If you’re gonna learn someone else’s music, you have to start with the original. That has to be at the root of what your approach is to their music. They already made this music what it is. Some people, in jazz, when you cover another song, you can do anything you want. You can approach it from a completely different angle. You can do it in an odd meter, or you can do it straight. You can do it loud or you could do it soft. But when it comes to these rock bands like Grateful Dead or the Allman Brothers or Widespread Panic, for me, you have to start with the original as the foundation. You listen to their music and if you listen to four different shows, and you hear Jerry play that little line right there and he played that in all four shows in the same place, then you know that that is the actual melody that he played every time. When you hear him do other parts different every time, then you know he’s improvising.

Otis: So you’re listening for consistency across performances?

You’re looking for what parts of the music are written into the music. When you hear Dickey Betts play “Jessica”, you hear the melody of the song and you know that’s the melody. When a solo comes, you might hear him play phrases that are similar to the solo on the record, but it might not be identical. That’s him playing off-the-cuff, improvising within his style. Whenever I was working to try and get myself together with these different bands, for maybe ten days, I didn’t even pick up a guitar. I listened to the music and tried to get it in [my] subconscious. Then, [I’d] pick up the guitar and learn some of these melodies. I need to make a form chart to show the form of the song, so I don’t forget it. It helps a lot just to listen.

Grateful Dead and Allman Brothers were my heroes, and Panic were my peers. It was a little different with Panic because they were my friends, they were my peers. Me and Mike and J.B. and JoJo and [former drummer] Todd [Nance] were all born in the same year. While the other guys were icons, Panic were my buds. It was a little different, but not that different because I did the same thing to learn their music.

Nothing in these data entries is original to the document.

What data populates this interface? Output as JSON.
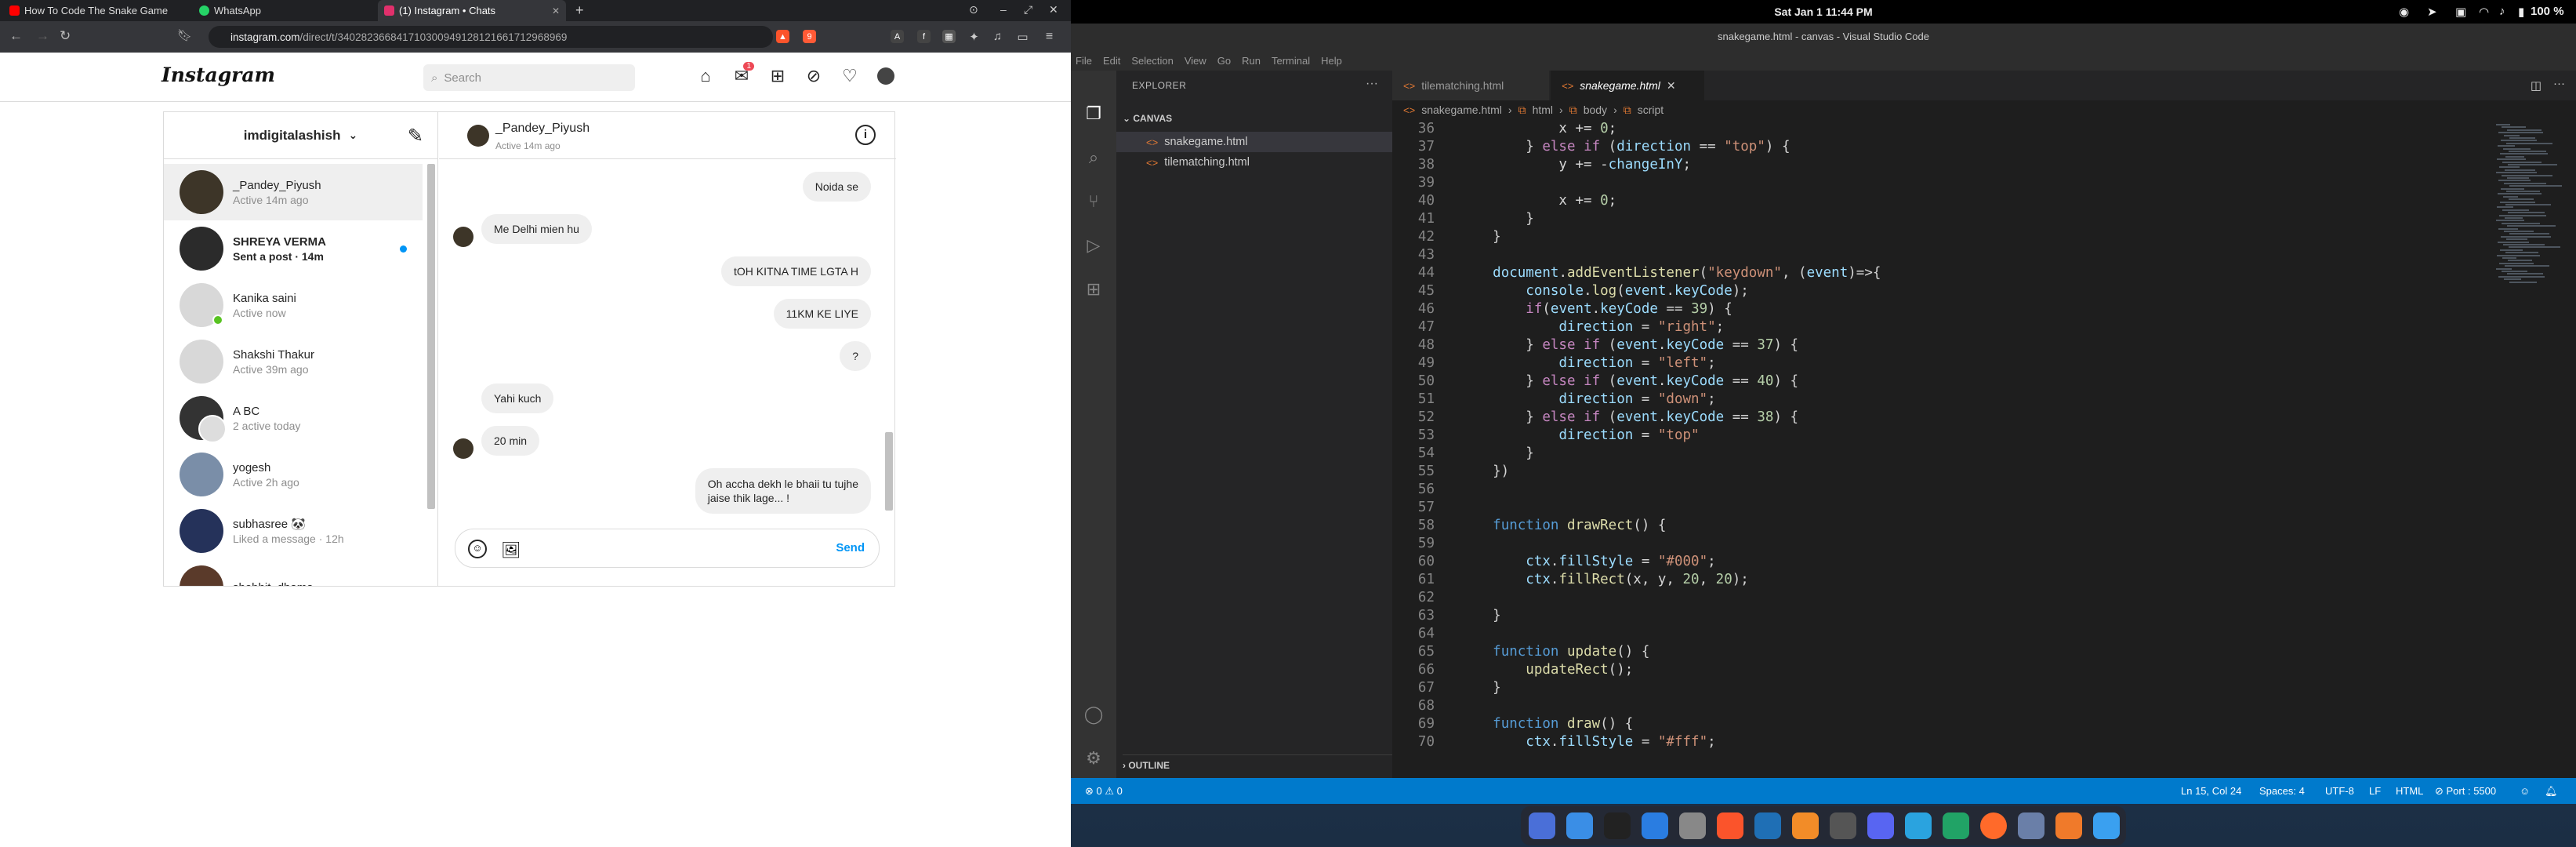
{
  "browser": {
    "tabs": [
      {
        "label": "How To Code The Snake Game",
        "color": "#ff0000"
      },
      {
        "label": "WhatsApp",
        "color": "#25d366"
      },
      {
        "label": "(1) Instagram • Chats",
        "color": "#e1306c"
      }
    ],
    "url_domain": "instagram.com",
    "url_path": "/direct/t/340282366841710300949128121661712968969",
    "ext_badge": "9"
  },
  "instagram": {
    "logo": "Instagram",
    "search_placeholder": "Search",
    "nav_badge": "1",
    "inbox_user": "imdigitalashish",
    "conversations": [
      {
        "name": "_Pandey_Piyush",
        "sub": "Active 14m ago",
        "color": "#3d3528"
      },
      {
        "name": "SHREYA VERMA",
        "sub": "Sent a post · 14m",
        "color": "#2b2b2b"
      },
      {
        "name": "Kanika saini",
        "sub": "Active now",
        "color": "#d0d0d0"
      },
      {
        "name": "Shakshi Thakur",
        "sub": "Active 39m ago",
        "color": "#d0d0d0"
      },
      {
        "name": "A BC",
        "sub": "2 active today",
        "color": "#333"
      },
      {
        "name": "yogesh",
        "sub": "Active 2h ago",
        "color": "#7a8ea8"
      },
      {
        "name": "subhasree 🐼",
        "sub": "Liked a message · 12h",
        "color": "#25325a"
      },
      {
        "name": "shobhit_dhama",
        "sub": "",
        "color": "#5a3a2a"
      }
    ],
    "chat": {
      "name": "_Pandey_Piyush",
      "status": "Active 14m ago",
      "messages": [
        {
          "text": "Noida se",
          "mine": true
        },
        {
          "text": "Me Delhi mien hu",
          "mine": false
        },
        {
          "text": "tOH KITNA TIME LGTA H",
          "mine": true
        },
        {
          "text": "11KM KE LIYE",
          "mine": true
        },
        {
          "text": "?",
          "mine": true
        },
        {
          "text": "Yahi kuch",
          "mine": false
        },
        {
          "text": "20 min",
          "mine": false
        },
        {
          "text": "Oh accha dekh le bhaii tu tujhe\njaise thik lage... !",
          "mine": true
        }
      ],
      "send_label": "Send"
    }
  },
  "desktop": {
    "clock": "Sat Jan 1  11:44 PM",
    "battery": "100 %"
  },
  "vscode": {
    "title": "snakegame.html - canvas - Visual Studio Code",
    "menu": [
      "File",
      "Edit",
      "Selection",
      "View",
      "Go",
      "Run",
      "Terminal",
      "Help"
    ],
    "explorer_title": "EXPLORER",
    "folder": "CANVAS",
    "files": [
      "snakegame.html",
      "tilematching.html"
    ],
    "outline": "OUTLINE",
    "tabs": [
      "tilematching.html",
      "snakegame.html"
    ],
    "breadcrumbs": [
      "snakegame.html",
      "html",
      "body",
      "script"
    ],
    "status": {
      "problems": "⊗ 0 ⚠ 0",
      "position": "Ln 15, Col 24",
      "spaces": "Spaces: 4",
      "encoding": "UTF-8",
      "eol": "LF",
      "lang": "HTML",
      "port": "Port : 5500"
    },
    "code": [
      {
        "n": "36",
        "t": "            x += 0;"
      },
      {
        "n": "37",
        "t": "        } else if (direction == \"top\") {"
      },
      {
        "n": "38",
        "t": "            y += -changeInY;"
      },
      {
        "n": "39",
        "t": ""
      },
      {
        "n": "40",
        "t": "            x += 0;"
      },
      {
        "n": "41",
        "t": "        }"
      },
      {
        "n": "42",
        "t": "    }"
      },
      {
        "n": "43",
        "t": ""
      },
      {
        "n": "44",
        "t": "    document.addEventListener(\"keydown\", (event)=>{"
      },
      {
        "n": "45",
        "t": "        console.log(event.keyCode);"
      },
      {
        "n": "46",
        "t": "        if(event.keyCode == 39) {"
      },
      {
        "n": "47",
        "t": "            direction = \"right\";"
      },
      {
        "n": "48",
        "t": "        } else if (event.keyCode == 37) {"
      },
      {
        "n": "49",
        "t": "            direction = \"left\";"
      },
      {
        "n": "50",
        "t": "        } else if (event.keyCode == 40) {"
      },
      {
        "n": "51",
        "t": "            direction = \"down\";"
      },
      {
        "n": "52",
        "t": "        } else if (event.keyCode == 38) {"
      },
      {
        "n": "53",
        "t": "            direction = \"top\""
      },
      {
        "n": "54",
        "t": "        }"
      },
      {
        "n": "55",
        "t": "    })"
      },
      {
        "n": "56",
        "t": ""
      },
      {
        "n": "57",
        "t": ""
      },
      {
        "n": "58",
        "t": "    function drawRect() {"
      },
      {
        "n": "59",
        "t": ""
      },
      {
        "n": "60",
        "t": "        ctx.fillStyle = \"#000\";"
      },
      {
        "n": "61",
        "t": "        ctx.fillRect(x, y, 20, 20);"
      },
      {
        "n": "62",
        "t": ""
      },
      {
        "n": "63",
        "t": "    }"
      },
      {
        "n": "64",
        "t": ""
      },
      {
        "n": "65",
        "t": "    function update() {"
      },
      {
        "n": "66",
        "t": "        updateRect();"
      },
      {
        "n": "67",
        "t": "    }"
      },
      {
        "n": "68",
        "t": ""
      },
      {
        "n": "69",
        "t": "    function draw() {"
      },
      {
        "n": "70",
        "t": "        ctx.fillStyle = \"#fff\";"
      }
    ]
  }
}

Mikey has a real definitive style. He’s got a real singular voice and it’s been a constant battle trying to decide how much to lift from him and how much to improvise with your own style. I’m sure many fans can tell you—and they would be right—that I was struggling because I was playing my style too much in this part or that part and didn’t pay enough attention to the original. As time went on, I had more time with the music and started diving back into Mike’s approach to some of these songs. I’m still working on it! I’ve been in the band 13 years, and I’m still working on trying to find that place where you be you and where you try to honor the original. It’s a constant juggling act.

Don’t miss Jimmy Herring and The 5 of 7 when they roll through your area. For a full list of their upcoming tour dates, see below. For more information and ticketing details, head here.

Jimmy Herring and The 5 of 7 Upcoming Tour Dates

09.12.19 Gothic Theatre – Denver, CO
09.13.19 Aggie Theatre – Fort Collins, CO
09.14.19 Fox Theatre – Boulder, CO
09.18.19 Wildwood Saloon – Iowa City, IA
09.19.19 El Volcan – St. Louis, MO
09.20.19 Park West – Chicago, IL
09.21.19 The Vogue – Indianapolis, IN
09.24.19 The Egg – Albany, NY
09.26.19 The Center for Arts in Natick – Natick, MA
09.27.19 Ridgefield Playhouse – Ridgefield, CT
09.28.19 Brooklyn Bowl – Brooklyn, NY
09.29.19 Ardmore Music Hall – Philadelphia, PA
10.01.19 The Hamilton – Washington, DC
10.02.19 The Broadberry – Richmond, VA
10.03.19 Harvester Performance Center – Rocky Mount, VA
10.04.19 Lincoln Theatre – Raleigh, NC
10.05.19 Neighborhood Theatre – Charlotte, NC

View Tour Dates